PROBLEM REQUIREMENTS
When you write out the listing, keep each word exactly as it stands but include none of its images.
•••••
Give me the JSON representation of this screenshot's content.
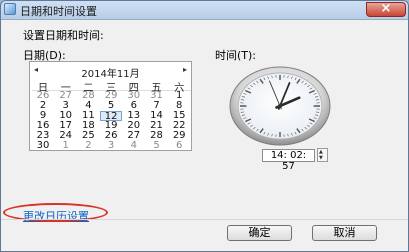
{
  "window": {
    "title": "日期和时间设置"
  },
  "prompt": "设置日期和时间:",
  "date_label": "日期(D):",
  "time_label": "时间(T):",
  "calendar": {
    "month_title": "2014年11月",
    "prev": "◂",
    "next": "▸",
    "weekdays": [
      "日",
      "一",
      "二",
      "三",
      "四",
      "五",
      "六"
    ],
    "weeks": [
      [
        "26",
        "27",
        "28",
        "29",
        "30",
        "31",
        "1"
      ],
      [
        "2",
        "3",
        "4",
        "5",
        "6",
        "7",
        "8"
      ],
      [
        "9",
        "10",
        "11",
        "12",
        "13",
        "14",
        "15"
      ],
      [
        "16",
        "17",
        "18",
        "19",
        "20",
        "21",
        "22"
      ],
      [
        "23",
        "24",
        "25",
        "26",
        "27",
        "28",
        "29"
      ],
      [
        "30",
        "1",
        "2",
        "3",
        "4",
        "5",
        "6"
      ]
    ],
    "selected": "12"
  },
  "clock": {
    "hours": 14,
    "minutes": 2,
    "seconds": 57
  },
  "time_value": "14: 02: 57",
  "link": {
    "change_calendar": "更改日历设置"
  },
  "buttons": {
    "ok": "确定",
    "cancel": "取消"
  },
  "colors": {
    "link": "#0b61c8",
    "highlight": "#d73328"
  }
}
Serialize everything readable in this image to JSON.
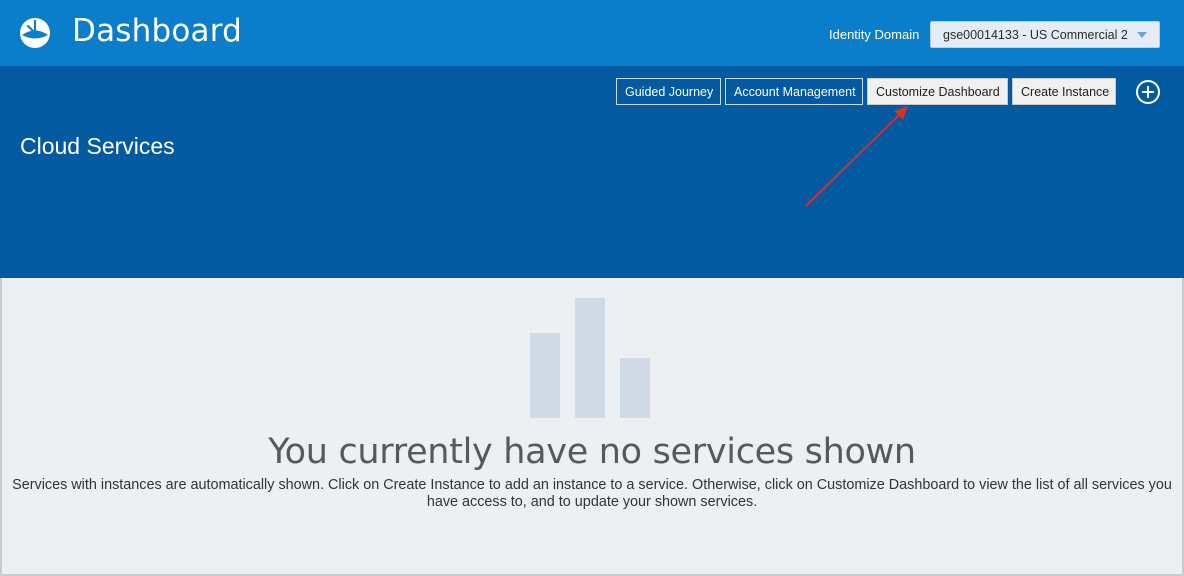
{
  "header": {
    "title": "Dashboard",
    "logo_icon": "oracle-cloud-logo-icon",
    "identity_domain_label": "Identity Domain",
    "identity_domain_value": "gse00014133 - US Commercial 2"
  },
  "hero": {
    "title": "Cloud Services",
    "buttons": {
      "guided_journey": "Guided Journey",
      "account_management": "Account Management",
      "customize_dashboard": "Customize Dashboard",
      "create_instance": "Create Instance"
    },
    "add_icon": "plus-circle-icon"
  },
  "empty_state": {
    "icon": "bar-chart-icon",
    "title": "You currently have no services shown",
    "description": "Services with instances are automatically shown. Click on Create Instance to add an instance to a service. Otherwise, click on Customize Dashboard to view the list of all services you have access to, and to update your shown services."
  },
  "annotation": {
    "type": "red-arrow",
    "target": "Customize Dashboard"
  },
  "colors": {
    "topbar": "#0a7ecb",
    "hero": "#045aa0",
    "page_bg": "#edf0f3",
    "annotation_arrow": "#d0312d",
    "empty_graphic": "#cfdae6"
  }
}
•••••
EXERCISE OUTPUT
Give me the JSON representation of this screenshot's content.
{
  "window": {
    "title": "日期和时间设置"
  },
  "prompt": "设置日期和时间:",
  "date_label": "日期(D):",
  "time_label": "时间(T):",
  "calendar": {
    "month_title": "2014年11月",
    "prev": "◂",
    "next": "▸",
    "weekdays": [
      "日",
      "一",
      "二",
      "三",
      "四",
      "五",
      "六"
    ],
    "weeks": [
      [
        "26",
        "27",
        "28",
        "29",
        "30",
        "31",
        "1"
      ],
      [
        "2",
        "3",
        "4",
        "5",
        "6",
        "7",
        "8"
      ],
      [
        "9",
        "10",
        "11",
        "12",
        "13",
        "14",
        "15"
      ],
      [
        "16",
        "17",
        "18",
        "19",
        "20",
        "21",
        "22"
      ],
      [
        "23",
        "24",
        "25",
        "26",
        "27",
        "28",
        "29"
      ],
      [
        "30",
        "1",
        "2",
        "3",
        "4",
        "5",
        "6"
      ]
    ],
    "selected": "12"
  },
  "clock": {
    "hours": 14,
    "minutes": 2,
    "seconds": 57
  },
  "time_value": "14: 02: 57",
  "link": {
    "change_calendar": "更改日历设置"
  },
  "buttons": {
    "ok": "确定",
    "cancel": "取消"
  },
  "colors": {
    "link": "#0b61c8",
    "highlight": "#d73328"
  }
}
Serialize everything readable in this image to JSON.
{
  "header": {
    "title": "Dashboard",
    "logo_icon": "oracle-cloud-logo-icon",
    "identity_domain_label": "Identity Domain",
    "identity_domain_value": "gse00014133 - US Commercial 2"
  },
  "hero": {
    "title": "Cloud Services",
    "buttons": {
      "guided_journey": "Guided Journey",
      "account_management": "Account Management",
      "customize_dashboard": "Customize Dashboard",
      "create_instance": "Create Instance"
    },
    "add_icon": "plus-circle-icon"
  },
  "empty_state": {
    "icon": "bar-chart-icon",
    "title": "You currently have no services shown",
    "description": "Services with instances are automatically shown. Click on Create Instance to add an instance to a service. Otherwise, click on Customize Dashboard to view the list of all services you have access to, and to update your shown services."
  },
  "annotation": {
    "type": "red-arrow",
    "target": "Customize Dashboard"
  },
  "colors": {
    "topbar": "#0a7ecb",
    "hero": "#045aa0",
    "page_bg": "#edf0f3",
    "annotation_arrow": "#d0312d",
    "empty_graphic": "#cfdae6"
  }
}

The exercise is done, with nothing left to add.